They were formed when something, like an asteroid or meteor or comet, hit the Moon. The force of the impact made the crater – sometimes a really big crater! Most of the Moon’s craters were formed billions of years ago, when the Solar System was much younger and there was a lot of “debris” left over. There were probably lots of craters formed on the Earth back then too – but the Earth has an atmosphere, so the action of the weather and the wind and rain over millions and billions of years eroded away all the signs of the craters. The Moon doesn’t have an atmosphere so the craters on the Moon have been preserved as they were when they were formed.

Sometimes things do still hit the Earth, and can leave behind a crater. Fortunately, this doesn’t happen very often, but astronomers do try to work out when asteroids are heading near to the Earth – and make sure their orbits are going to miss us by a safe distance, like with the asteroid 1994PC1 which passed within about 1 million miles from the Earth on January 18th 2022.

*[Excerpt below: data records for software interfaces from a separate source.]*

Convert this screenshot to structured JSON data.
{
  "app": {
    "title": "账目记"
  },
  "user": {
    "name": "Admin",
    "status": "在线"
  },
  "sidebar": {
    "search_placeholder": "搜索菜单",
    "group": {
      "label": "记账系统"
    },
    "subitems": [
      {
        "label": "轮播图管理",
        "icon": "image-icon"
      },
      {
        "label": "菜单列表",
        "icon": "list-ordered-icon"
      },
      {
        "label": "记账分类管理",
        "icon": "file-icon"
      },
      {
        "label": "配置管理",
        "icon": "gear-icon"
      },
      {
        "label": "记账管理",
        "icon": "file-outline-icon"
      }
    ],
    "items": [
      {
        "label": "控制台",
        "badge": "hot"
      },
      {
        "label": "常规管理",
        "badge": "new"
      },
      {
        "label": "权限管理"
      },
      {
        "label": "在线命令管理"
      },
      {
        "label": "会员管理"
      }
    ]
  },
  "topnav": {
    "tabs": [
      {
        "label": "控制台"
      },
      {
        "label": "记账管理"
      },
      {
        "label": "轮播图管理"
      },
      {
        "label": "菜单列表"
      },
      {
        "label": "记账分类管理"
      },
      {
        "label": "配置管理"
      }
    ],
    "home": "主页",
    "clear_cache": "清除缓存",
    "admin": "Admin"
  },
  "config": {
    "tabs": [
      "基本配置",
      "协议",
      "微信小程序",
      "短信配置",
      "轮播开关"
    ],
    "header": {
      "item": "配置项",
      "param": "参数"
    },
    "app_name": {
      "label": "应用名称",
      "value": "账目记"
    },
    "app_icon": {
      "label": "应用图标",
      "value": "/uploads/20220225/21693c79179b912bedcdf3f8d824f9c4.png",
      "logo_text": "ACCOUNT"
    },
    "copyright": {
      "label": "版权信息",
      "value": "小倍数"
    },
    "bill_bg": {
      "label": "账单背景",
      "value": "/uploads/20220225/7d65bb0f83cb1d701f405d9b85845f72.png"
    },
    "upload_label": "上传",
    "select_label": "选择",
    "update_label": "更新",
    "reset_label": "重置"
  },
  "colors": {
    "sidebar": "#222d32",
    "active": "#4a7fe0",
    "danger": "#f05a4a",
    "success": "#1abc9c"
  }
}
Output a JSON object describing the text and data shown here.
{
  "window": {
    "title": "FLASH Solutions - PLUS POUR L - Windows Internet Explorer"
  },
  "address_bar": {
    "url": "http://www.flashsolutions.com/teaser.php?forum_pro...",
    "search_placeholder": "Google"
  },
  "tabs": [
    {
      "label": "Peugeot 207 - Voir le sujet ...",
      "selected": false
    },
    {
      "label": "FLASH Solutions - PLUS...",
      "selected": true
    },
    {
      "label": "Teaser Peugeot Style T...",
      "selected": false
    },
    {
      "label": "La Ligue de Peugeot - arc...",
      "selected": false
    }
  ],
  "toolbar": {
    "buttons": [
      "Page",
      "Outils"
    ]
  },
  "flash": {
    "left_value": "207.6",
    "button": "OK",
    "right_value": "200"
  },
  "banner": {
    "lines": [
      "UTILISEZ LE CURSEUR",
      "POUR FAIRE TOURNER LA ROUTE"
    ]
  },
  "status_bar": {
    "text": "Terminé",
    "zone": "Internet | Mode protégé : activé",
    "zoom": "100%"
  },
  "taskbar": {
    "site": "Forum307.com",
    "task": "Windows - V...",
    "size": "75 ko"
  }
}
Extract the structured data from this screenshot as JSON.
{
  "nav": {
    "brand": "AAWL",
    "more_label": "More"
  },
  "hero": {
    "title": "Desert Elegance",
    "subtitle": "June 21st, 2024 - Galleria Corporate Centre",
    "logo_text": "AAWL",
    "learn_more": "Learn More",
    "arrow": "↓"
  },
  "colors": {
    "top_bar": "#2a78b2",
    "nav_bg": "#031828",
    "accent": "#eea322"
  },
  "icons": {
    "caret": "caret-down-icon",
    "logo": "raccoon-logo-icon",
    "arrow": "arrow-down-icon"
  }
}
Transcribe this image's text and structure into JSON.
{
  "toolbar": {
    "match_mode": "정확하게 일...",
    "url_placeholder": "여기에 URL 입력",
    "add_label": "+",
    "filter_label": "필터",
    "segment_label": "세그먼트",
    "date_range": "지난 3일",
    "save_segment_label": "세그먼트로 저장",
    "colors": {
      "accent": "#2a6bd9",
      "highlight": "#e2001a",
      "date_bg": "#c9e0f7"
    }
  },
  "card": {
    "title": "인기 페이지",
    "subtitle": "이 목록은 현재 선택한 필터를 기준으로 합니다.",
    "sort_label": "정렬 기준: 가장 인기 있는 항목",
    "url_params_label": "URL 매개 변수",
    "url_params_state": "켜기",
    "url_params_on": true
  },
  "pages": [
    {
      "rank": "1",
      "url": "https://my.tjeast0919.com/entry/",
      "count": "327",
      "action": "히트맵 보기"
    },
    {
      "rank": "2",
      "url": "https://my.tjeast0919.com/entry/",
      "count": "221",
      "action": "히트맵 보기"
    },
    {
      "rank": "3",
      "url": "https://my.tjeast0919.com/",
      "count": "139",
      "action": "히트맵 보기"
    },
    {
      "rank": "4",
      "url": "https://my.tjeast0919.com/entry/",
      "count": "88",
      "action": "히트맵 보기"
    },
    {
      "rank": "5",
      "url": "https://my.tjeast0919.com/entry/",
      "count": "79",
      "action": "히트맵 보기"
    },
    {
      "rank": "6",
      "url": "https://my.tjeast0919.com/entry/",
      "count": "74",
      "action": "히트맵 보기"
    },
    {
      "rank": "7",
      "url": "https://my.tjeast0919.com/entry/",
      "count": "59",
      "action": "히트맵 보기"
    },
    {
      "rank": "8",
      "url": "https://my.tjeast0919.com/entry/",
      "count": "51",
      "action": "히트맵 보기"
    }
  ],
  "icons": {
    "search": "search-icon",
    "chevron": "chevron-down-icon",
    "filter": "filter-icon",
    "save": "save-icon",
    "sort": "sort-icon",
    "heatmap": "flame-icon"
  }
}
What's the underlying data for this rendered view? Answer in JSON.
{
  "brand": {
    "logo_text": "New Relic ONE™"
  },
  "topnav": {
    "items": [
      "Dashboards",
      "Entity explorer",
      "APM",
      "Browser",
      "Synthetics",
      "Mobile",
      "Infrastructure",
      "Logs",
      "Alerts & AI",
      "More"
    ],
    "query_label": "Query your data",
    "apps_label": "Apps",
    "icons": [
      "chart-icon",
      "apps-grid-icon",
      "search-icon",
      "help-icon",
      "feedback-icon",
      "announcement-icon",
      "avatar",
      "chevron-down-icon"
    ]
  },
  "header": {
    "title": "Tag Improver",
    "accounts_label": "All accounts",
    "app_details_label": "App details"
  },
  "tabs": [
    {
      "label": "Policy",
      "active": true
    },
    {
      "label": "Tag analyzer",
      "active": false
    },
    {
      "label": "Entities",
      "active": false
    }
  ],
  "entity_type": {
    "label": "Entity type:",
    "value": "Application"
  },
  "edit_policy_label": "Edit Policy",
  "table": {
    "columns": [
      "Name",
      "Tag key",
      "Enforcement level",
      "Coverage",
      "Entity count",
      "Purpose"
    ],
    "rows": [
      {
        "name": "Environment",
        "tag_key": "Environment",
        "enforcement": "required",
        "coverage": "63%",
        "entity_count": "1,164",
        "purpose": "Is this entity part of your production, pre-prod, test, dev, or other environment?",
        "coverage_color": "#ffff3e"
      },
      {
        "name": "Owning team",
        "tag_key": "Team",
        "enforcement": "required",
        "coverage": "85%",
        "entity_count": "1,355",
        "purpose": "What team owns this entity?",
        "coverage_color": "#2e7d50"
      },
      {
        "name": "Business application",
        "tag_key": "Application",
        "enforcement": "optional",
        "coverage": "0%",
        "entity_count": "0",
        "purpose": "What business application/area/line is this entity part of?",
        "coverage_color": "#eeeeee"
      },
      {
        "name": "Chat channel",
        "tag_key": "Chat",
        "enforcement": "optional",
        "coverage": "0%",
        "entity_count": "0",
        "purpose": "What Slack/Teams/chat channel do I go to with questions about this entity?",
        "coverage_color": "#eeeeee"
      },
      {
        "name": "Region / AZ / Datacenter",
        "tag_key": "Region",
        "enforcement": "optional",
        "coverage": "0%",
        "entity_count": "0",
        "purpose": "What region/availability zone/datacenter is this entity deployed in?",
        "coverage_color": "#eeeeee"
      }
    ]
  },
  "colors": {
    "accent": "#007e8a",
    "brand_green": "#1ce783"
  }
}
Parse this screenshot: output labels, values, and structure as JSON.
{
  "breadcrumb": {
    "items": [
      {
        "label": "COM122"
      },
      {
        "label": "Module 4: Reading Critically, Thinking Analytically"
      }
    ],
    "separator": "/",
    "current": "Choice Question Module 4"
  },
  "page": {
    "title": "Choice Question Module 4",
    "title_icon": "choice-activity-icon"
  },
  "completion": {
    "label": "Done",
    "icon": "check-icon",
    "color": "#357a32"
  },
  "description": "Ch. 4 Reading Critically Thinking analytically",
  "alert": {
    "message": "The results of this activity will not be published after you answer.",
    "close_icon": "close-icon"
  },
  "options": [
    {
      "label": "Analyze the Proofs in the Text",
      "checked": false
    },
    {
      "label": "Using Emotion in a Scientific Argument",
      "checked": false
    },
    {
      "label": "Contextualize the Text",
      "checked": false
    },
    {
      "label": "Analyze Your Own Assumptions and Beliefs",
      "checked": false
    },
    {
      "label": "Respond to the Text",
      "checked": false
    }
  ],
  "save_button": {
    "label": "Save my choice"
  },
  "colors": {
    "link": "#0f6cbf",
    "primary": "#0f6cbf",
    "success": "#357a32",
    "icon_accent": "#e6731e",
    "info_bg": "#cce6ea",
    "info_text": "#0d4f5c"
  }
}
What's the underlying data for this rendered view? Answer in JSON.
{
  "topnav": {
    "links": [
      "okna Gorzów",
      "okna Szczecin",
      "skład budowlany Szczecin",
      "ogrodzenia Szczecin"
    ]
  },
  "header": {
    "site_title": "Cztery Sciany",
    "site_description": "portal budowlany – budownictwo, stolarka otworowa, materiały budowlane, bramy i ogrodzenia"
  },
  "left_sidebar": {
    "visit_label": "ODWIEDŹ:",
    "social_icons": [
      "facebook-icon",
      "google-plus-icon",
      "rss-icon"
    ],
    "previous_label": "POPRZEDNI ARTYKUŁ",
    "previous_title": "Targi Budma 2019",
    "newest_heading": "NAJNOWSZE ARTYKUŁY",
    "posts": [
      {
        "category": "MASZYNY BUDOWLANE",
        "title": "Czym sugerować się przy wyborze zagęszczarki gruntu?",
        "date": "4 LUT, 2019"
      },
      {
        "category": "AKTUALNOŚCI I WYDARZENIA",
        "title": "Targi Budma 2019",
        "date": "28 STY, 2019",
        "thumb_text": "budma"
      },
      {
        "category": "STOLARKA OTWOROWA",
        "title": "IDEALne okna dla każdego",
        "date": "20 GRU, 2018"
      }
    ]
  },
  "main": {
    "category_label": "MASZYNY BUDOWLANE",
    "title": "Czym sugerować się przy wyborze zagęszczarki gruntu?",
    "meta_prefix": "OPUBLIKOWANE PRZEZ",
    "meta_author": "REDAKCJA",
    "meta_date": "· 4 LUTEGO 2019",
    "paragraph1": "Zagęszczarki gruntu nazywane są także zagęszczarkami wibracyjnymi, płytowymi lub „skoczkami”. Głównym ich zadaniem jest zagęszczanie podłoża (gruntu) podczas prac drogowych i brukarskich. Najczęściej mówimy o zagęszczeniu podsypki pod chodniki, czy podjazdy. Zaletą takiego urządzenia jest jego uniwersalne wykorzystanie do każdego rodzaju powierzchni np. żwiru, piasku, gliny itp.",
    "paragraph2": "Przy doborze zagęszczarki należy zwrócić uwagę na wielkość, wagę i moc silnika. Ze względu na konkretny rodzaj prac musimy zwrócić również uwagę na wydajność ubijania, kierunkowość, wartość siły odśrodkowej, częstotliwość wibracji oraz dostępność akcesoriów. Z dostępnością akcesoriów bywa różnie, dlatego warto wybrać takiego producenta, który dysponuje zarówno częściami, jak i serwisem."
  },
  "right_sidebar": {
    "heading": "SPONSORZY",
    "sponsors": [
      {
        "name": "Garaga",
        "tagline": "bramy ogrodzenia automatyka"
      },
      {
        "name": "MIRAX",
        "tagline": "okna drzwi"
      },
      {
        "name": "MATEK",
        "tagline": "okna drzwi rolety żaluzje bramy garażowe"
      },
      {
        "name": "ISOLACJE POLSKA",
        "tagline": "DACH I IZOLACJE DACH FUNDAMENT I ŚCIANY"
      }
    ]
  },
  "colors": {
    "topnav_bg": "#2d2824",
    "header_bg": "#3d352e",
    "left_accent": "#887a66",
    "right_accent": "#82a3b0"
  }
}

Can asteroids or comets sometimes crash into other planets?

Yes, absolutely! For example, if Ceres (a dwarf planet) ever did collide with Jupiter then it would be completely destroyed. Depending on how fast it was going – if it wasn’t a head-on collision, but instead Ceres was captured by Jupiter’s gravity and it orbited around the planet, gradually getting closer and closer – then it’s possible Ceres would get torn apart by what we call Jupiter’s tidal gravity. Tides are all about differences in forces: because the bit of Ceres that was closer to Jupiter would experience a stronger gravitational pull than the side of Ceres that was further away. So over time that would gradually tear Ceres apart, and give Jupiter a ring system – similar to Saturn’s rings. (In fact Jupiter already has a ring system, although it’s not as big and easy to spot through a telescope as Saturn’s, so that suggests moons or asteroids or comets have got too close to Jupiter in the past. We even saw this happen in 1994, when a comet called Shoemaker-Levy 9 got torn apart just before it collided with Jupiter.

You might also like